Schools in the University of North Carolina system are generally regarded as a good value by their graduates, who are more likely than college graduates nationally to say their real-world jobs are interesting and engaging, according to a new Gallup survey.
The UNC system commissioned the survey to collect data on graduate success after college and how that success is connected to a student’s undergraduate experience. The information was called for as part of the university system’s five-year Strategic Plan, which directs the system to improve access, affordability, student success and economic impact.
The online survey was conducted between November 2018 and February 2019. According to a report presented Tuesday to the UNC Board of Governors at its meeting in Chapel Hill, Gallup reached out to people who had graduated with bachelor’s degrees from UNC schools between 1940 and 2018 and for whom email addresses were on file. Gallup said 77,695 of those invited to participate in the survey did.
The survey cost $180,000, a UNC spokesman said.

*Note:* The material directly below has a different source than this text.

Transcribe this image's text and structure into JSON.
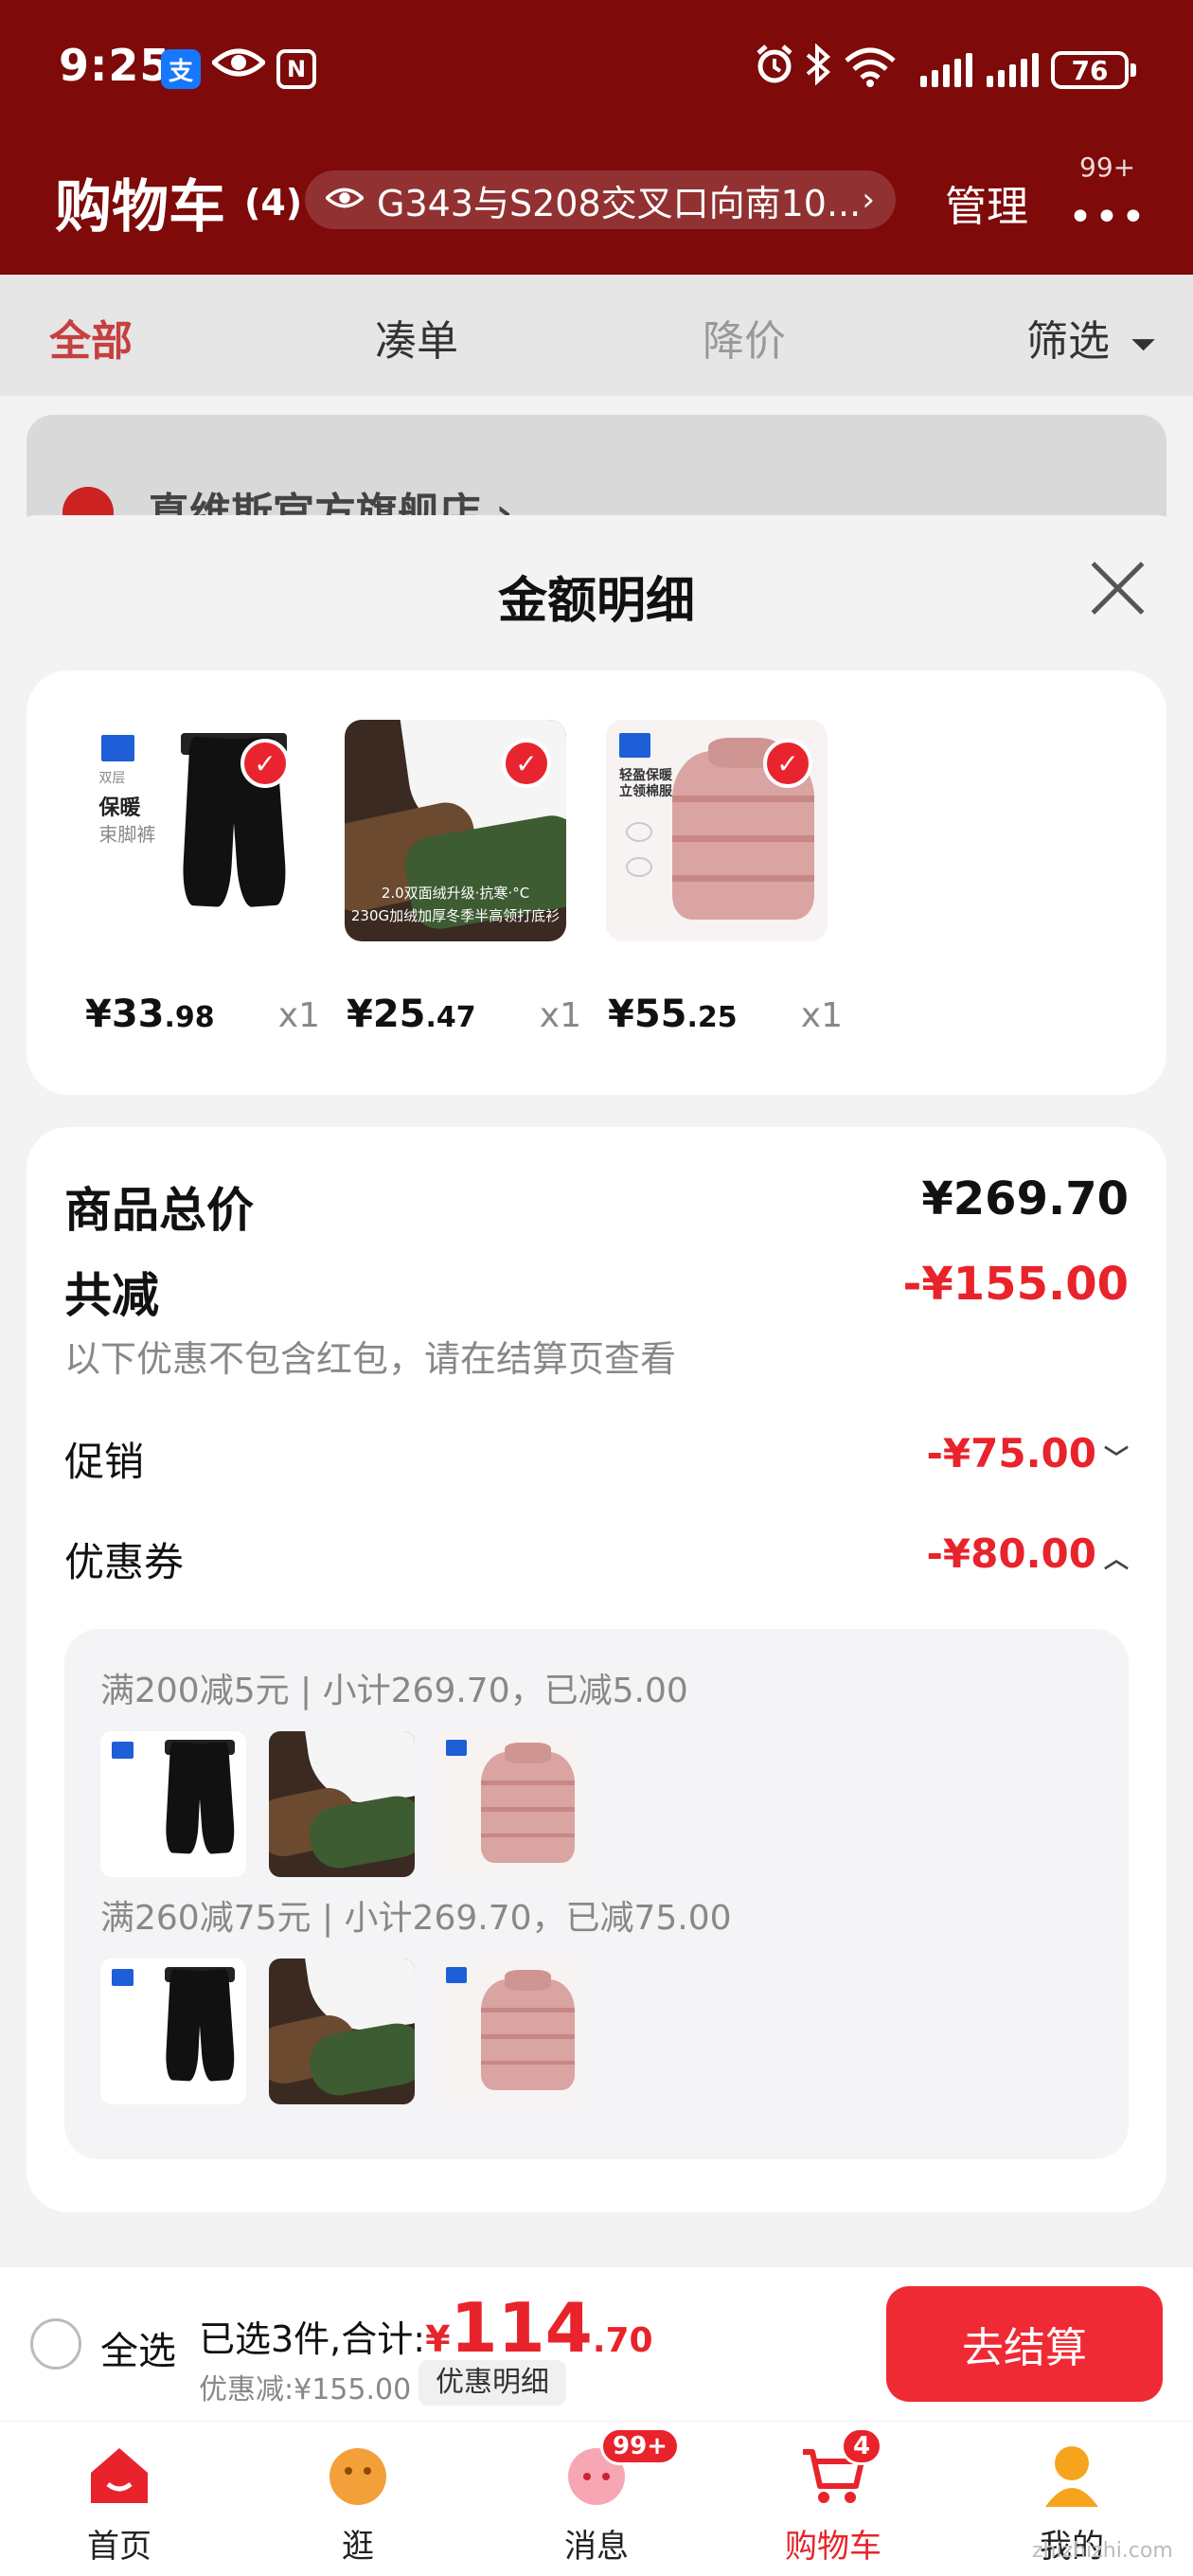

“We were hoping to confirm through data what we have believed for some time — that our alumni have expanded opportunities and a better quality of life as a result of their UNC System education,” the system’s interim president, Bill Roper, said in a news release. “The results show that our alumni are more engaged, better prepared and lead more purposeful lives compared to the average college graduate.”
UNC said the survey was the first of its kind for North Carolina’s public universities. Results were compared to a Gallup database of previous surveys of college graduates nationally; graduates of public institutions; and graduates of private, not-for-profit institutions.
The survey found that:
▪ 64% of UNC system alumni think their undergraduate education was worth the cost. That’s more than 10 percentage points above all the comparison groups, the report said.
The report noted that those who had graduated from UNC system schools in the past 10 years were less likely than those graduating in previous decades to say their education was worth the cost. It also pointed out that those recent graduates are more likely than others to be repaying student loans.
▪ 71% of respondents said they had had a professor in college who made them “excited about learning,” compared to 61% of respondents from public institutions nationally, the report said. 33% of UNC system graduates said they felt their professors cared about them as people, compared to 28% of college graduates nationally. In UNC schools, 28% of graduates said they had had a mentor who encouraged them, compared to 22% nationally.
▪ Graduates from UNC schools are more likely to have pursued advanced degrees than their counterparts nationally. Nearly half of UNC system grads had received advanced degrees, according to the report, compared to 36% of college graduates nationally. However, the survey found some disparities among graduate degrees sought.
For instance, the report said, UNC system alumni are more likely to have earned a Master of Science, Ph.D. and Doctor of Medicine compared to national averages. But they are substantially less likely than their comparison groups to have achieved a Master of Arts.
▪ UNC system graduates are more likely to feel a strong sense of attachment to their university than their counterparts nationally, and are more likely to recommend their school to others, the report said.
When it came to post-college employment, Gallup said the survey tried to go beyond the simplest measures of a successful college experience, such as whether the student was able to find a job after graduation. The report said the survey tried to gauge well being, which it said “is not only about being happy or wealthy, nor is it merely synonymous with physical health. Rather, it is about the interaction and interdependence among many aspects of life that Gallup measures in five elements: purpose well being, social well being, financial well being, community well being, and physical well being.”
Overall, the survey found, UNC system graduates fare remarkably well in their well being. They are more likely than all comparison groups to be thriving in each of the five areas named. They also are more likely than all groups to be thriving in at least four well being elements, the report said.